#### Records to use:

☆ ☆ ☆

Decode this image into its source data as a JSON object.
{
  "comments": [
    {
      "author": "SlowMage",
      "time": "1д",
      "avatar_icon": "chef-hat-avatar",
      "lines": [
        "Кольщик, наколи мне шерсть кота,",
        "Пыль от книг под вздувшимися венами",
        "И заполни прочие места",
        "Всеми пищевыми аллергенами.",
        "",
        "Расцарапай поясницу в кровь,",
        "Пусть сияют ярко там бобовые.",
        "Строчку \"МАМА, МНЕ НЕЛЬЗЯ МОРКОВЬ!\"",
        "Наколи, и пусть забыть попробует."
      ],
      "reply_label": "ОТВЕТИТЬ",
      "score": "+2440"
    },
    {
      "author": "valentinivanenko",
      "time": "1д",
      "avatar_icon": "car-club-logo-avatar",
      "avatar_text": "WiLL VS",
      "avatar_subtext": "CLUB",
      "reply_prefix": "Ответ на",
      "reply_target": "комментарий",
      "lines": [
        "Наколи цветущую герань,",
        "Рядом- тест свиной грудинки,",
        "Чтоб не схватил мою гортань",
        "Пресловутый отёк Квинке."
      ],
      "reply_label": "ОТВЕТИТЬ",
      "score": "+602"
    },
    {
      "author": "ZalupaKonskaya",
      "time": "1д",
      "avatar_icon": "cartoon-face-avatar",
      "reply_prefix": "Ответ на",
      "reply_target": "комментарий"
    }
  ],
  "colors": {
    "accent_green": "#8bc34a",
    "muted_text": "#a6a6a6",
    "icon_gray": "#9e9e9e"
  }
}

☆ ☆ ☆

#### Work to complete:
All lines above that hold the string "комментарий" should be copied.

#### Answer box:
      "reply_target": "комментарий",
      "reply_target": "комментарий"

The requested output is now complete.